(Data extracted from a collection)
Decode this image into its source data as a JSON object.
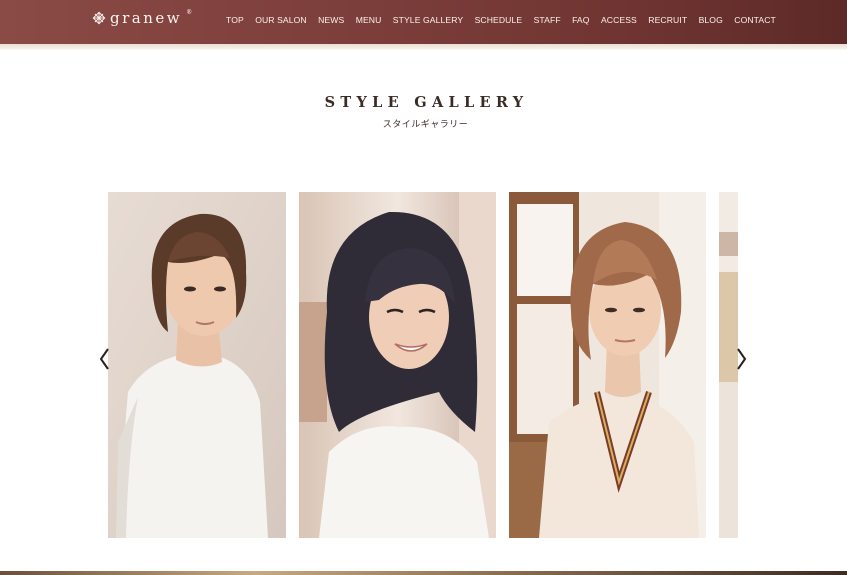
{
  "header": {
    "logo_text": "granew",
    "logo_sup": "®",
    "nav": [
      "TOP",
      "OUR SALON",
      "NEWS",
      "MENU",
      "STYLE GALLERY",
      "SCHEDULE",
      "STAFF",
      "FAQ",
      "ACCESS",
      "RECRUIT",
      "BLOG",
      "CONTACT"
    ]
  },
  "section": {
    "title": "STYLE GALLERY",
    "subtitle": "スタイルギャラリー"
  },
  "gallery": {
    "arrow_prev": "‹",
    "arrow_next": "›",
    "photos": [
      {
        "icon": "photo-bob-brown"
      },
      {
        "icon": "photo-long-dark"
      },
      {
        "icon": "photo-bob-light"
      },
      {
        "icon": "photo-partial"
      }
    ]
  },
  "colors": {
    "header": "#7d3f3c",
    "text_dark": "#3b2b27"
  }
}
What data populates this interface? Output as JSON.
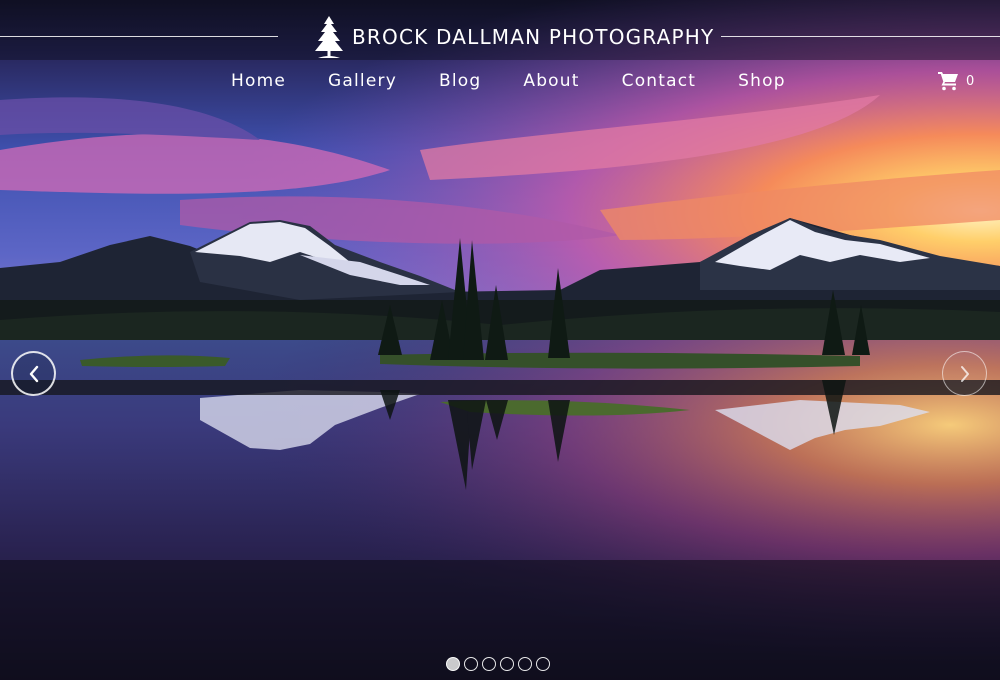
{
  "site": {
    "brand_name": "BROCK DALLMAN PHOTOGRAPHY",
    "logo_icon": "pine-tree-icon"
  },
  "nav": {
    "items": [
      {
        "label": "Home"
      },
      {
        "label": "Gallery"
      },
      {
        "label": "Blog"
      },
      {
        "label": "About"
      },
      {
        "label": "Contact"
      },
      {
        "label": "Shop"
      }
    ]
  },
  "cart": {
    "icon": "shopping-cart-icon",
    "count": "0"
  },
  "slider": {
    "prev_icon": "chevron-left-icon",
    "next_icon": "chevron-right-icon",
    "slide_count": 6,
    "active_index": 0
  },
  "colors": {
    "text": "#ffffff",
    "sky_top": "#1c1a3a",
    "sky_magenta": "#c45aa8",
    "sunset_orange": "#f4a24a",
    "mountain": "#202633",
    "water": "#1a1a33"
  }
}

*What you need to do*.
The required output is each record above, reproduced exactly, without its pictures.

*Written reply*.
Decode this image into its source data as a JSON object.
{
  "header": {
    "logo_text": "granew",
    "logo_sup": "®",
    "nav": [
      "TOP",
      "OUR SALON",
      "NEWS",
      "MENU",
      "STYLE GALLERY",
      "SCHEDULE",
      "STAFF",
      "FAQ",
      "ACCESS",
      "RECRUIT",
      "BLOG",
      "CONTACT"
    ]
  },
  "section": {
    "title": "STYLE GALLERY",
    "subtitle": "スタイルギャラリー"
  },
  "gallery": {
    "arrow_prev": "‹",
    "arrow_next": "›",
    "photos": [
      {
        "icon": "photo-bob-brown"
      },
      {
        "icon": "photo-long-dark"
      },
      {
        "icon": "photo-bob-light"
      },
      {
        "icon": "photo-partial"
      }
    ]
  },
  "colors": {
    "header": "#7d3f3c",
    "text_dark": "#3b2b27"
  }
}
What data populates this interface? Output as JSON.
{
  "site": {
    "brand_name": "BROCK DALLMAN PHOTOGRAPHY",
    "logo_icon": "pine-tree-icon"
  },
  "nav": {
    "items": [
      {
        "label": "Home"
      },
      {
        "label": "Gallery"
      },
      {
        "label": "Blog"
      },
      {
        "label": "About"
      },
      {
        "label": "Contact"
      },
      {
        "label": "Shop"
      }
    ]
  },
  "cart": {
    "icon": "shopping-cart-icon",
    "count": "0"
  },
  "slider": {
    "prev_icon": "chevron-left-icon",
    "next_icon": "chevron-right-icon",
    "slide_count": 6,
    "active_index": 0
  },
  "colors": {
    "text": "#ffffff",
    "sky_top": "#1c1a3a",
    "sky_magenta": "#c45aa8",
    "sunset_orange": "#f4a24a",
    "mountain": "#202633",
    "water": "#1a1a33"
  }
}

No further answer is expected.